---------- DATASET
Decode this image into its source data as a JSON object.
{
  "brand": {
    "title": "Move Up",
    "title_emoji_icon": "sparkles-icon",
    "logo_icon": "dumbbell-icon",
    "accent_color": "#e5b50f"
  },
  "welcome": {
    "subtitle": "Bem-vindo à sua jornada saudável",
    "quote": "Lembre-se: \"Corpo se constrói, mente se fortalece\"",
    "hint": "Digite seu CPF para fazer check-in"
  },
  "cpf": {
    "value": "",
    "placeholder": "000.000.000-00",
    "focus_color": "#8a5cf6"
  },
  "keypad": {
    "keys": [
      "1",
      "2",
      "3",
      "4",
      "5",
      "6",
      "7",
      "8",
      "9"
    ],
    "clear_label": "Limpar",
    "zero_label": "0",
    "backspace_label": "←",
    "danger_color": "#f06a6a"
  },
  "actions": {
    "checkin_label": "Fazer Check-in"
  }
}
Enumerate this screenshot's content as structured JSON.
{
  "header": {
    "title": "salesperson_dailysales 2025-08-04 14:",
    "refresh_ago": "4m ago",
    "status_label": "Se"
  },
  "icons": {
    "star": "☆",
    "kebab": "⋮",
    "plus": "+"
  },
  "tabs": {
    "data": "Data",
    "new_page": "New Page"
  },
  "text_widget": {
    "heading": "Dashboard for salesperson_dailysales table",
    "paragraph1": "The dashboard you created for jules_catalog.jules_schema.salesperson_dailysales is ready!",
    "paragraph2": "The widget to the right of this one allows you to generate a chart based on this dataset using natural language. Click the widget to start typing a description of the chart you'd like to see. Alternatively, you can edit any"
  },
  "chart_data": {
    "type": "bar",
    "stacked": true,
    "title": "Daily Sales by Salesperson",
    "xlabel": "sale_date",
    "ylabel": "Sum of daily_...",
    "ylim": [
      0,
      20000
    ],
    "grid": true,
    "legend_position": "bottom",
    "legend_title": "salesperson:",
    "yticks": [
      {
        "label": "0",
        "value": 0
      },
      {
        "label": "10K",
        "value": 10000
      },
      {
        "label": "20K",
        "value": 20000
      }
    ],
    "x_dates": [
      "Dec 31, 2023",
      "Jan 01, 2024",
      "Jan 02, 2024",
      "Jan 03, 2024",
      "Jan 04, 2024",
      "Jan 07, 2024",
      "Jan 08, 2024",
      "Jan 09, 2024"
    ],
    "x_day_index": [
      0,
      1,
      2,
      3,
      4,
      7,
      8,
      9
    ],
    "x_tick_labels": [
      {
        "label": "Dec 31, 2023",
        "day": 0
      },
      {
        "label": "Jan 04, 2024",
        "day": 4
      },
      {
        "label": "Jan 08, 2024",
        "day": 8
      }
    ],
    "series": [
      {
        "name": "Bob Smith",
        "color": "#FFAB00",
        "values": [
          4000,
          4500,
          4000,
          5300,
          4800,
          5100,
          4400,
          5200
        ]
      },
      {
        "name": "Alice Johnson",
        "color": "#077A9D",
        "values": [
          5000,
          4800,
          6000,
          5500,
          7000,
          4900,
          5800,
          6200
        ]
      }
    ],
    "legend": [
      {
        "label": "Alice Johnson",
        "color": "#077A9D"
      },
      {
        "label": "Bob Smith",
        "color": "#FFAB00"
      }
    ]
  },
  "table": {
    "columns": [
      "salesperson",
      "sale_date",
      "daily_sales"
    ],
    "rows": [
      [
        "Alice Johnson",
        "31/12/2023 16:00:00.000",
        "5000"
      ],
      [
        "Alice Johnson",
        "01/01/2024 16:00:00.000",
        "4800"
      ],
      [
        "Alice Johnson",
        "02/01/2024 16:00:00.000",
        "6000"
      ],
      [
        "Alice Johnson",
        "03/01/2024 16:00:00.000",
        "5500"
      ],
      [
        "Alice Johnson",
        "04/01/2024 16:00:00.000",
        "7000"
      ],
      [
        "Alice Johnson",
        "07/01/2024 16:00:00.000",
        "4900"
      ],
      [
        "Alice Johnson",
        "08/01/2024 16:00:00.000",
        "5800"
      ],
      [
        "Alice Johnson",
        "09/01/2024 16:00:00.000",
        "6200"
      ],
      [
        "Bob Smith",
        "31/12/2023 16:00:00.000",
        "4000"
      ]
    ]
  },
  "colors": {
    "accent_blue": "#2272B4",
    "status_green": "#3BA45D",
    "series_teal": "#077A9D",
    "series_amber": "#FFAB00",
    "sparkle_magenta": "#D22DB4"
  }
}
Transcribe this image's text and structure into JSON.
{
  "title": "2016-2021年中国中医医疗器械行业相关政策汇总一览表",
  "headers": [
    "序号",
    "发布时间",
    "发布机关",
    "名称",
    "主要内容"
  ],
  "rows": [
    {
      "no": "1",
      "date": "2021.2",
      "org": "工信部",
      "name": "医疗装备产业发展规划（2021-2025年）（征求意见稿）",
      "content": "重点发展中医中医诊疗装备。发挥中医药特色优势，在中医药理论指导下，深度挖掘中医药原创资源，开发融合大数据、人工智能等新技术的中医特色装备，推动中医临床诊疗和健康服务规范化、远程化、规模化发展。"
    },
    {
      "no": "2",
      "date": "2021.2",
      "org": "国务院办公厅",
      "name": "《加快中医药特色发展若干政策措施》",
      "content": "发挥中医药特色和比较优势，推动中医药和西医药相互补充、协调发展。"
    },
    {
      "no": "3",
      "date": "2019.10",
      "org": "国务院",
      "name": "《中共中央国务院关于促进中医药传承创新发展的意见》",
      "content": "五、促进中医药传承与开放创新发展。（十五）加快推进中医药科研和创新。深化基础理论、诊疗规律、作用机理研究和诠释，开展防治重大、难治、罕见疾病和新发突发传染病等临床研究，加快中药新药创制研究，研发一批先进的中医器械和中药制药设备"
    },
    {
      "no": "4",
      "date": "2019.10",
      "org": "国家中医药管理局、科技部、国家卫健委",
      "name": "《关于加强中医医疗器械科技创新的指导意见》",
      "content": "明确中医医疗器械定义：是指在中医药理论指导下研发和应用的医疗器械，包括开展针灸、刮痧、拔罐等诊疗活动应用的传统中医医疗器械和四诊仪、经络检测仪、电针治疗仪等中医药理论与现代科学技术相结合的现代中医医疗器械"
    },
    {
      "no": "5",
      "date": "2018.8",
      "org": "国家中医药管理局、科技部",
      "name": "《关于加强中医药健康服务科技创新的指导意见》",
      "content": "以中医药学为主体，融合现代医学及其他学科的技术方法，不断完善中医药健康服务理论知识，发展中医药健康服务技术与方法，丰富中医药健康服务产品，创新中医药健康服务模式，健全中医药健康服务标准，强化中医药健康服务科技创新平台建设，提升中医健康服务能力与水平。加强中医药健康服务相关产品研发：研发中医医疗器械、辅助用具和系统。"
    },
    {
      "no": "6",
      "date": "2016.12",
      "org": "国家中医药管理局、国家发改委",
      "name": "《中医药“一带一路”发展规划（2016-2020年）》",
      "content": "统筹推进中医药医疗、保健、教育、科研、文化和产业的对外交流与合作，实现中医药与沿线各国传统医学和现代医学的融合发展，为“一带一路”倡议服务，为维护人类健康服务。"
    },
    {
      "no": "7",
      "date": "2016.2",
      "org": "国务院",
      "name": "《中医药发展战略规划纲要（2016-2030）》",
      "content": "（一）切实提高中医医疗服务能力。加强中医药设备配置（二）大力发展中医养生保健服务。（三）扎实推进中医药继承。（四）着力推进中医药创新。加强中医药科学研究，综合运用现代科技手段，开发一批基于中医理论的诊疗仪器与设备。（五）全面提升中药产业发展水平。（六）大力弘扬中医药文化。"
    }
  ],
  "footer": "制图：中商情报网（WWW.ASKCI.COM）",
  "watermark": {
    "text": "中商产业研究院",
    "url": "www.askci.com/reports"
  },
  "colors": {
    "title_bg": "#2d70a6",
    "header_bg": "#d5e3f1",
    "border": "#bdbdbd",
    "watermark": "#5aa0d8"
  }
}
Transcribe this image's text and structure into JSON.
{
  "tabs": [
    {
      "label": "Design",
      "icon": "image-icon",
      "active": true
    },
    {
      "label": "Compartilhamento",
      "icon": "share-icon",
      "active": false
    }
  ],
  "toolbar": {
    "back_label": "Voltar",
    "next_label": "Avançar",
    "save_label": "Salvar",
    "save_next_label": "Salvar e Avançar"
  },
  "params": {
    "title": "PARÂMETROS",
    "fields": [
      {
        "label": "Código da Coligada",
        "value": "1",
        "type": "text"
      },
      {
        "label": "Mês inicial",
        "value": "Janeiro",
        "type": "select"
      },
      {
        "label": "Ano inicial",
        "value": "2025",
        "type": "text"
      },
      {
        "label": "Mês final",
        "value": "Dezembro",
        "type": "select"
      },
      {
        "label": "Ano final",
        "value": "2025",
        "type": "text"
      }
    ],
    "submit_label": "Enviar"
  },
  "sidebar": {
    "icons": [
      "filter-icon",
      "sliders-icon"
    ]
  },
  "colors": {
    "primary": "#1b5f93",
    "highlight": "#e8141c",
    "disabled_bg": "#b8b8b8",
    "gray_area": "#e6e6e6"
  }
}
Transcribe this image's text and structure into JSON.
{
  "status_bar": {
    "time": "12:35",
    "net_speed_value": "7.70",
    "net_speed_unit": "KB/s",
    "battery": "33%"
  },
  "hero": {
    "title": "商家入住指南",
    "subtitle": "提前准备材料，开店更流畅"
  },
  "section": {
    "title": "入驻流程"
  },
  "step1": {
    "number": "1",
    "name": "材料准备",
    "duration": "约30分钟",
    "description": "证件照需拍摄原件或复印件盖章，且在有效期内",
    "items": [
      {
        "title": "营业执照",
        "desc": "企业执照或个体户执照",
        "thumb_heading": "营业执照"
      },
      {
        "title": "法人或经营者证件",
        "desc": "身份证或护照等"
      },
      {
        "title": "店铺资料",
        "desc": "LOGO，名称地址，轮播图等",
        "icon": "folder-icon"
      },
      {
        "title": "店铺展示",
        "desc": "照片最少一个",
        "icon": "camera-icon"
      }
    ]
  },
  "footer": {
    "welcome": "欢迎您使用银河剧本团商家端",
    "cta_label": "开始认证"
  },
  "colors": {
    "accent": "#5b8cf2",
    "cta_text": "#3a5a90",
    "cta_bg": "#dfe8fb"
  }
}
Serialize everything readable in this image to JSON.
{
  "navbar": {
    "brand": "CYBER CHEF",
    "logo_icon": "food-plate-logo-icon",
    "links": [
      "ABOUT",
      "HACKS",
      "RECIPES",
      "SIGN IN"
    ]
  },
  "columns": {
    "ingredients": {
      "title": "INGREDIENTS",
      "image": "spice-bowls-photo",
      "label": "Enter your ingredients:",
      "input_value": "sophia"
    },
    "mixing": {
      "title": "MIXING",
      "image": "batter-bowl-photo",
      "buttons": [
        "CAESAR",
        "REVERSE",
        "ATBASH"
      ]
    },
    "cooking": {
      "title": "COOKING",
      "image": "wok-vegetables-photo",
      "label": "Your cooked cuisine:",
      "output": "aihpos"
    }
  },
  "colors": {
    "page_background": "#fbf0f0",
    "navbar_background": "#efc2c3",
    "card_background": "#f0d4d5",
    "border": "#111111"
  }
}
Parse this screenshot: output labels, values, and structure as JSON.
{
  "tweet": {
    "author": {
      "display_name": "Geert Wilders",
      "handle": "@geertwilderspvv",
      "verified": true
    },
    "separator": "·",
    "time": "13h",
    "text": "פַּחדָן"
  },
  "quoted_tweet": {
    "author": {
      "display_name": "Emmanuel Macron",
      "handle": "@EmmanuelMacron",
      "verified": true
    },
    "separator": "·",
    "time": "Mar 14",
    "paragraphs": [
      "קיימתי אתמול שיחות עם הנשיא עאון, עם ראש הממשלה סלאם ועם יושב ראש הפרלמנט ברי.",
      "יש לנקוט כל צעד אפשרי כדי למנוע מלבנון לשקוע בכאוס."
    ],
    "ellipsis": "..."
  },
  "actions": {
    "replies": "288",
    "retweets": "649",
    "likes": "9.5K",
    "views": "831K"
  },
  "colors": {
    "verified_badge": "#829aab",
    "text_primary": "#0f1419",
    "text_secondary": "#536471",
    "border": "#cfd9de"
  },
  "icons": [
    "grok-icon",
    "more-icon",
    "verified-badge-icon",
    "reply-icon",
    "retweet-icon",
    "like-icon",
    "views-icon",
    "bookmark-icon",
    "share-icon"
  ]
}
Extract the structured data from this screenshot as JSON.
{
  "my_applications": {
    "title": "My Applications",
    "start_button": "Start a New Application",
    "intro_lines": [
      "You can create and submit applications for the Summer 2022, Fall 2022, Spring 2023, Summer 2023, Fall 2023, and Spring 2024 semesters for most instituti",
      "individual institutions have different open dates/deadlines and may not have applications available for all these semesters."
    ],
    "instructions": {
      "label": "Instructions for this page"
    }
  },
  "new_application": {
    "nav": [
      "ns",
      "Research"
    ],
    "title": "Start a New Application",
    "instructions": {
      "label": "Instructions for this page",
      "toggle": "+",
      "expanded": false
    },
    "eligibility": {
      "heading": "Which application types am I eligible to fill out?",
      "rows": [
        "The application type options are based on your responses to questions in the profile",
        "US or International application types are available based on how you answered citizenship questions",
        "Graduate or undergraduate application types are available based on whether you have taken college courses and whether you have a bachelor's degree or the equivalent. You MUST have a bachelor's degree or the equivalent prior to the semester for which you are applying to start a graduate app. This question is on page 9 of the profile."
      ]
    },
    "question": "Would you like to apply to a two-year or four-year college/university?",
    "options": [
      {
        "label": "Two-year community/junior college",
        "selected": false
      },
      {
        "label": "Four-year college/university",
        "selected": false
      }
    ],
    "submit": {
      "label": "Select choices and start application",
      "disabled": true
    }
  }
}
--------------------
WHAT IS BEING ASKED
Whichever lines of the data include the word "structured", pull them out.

SOLVED EXERCISE
Enumerate this screenshot's content as structured JSON.
Extract the structured data from this screenshot as JSON.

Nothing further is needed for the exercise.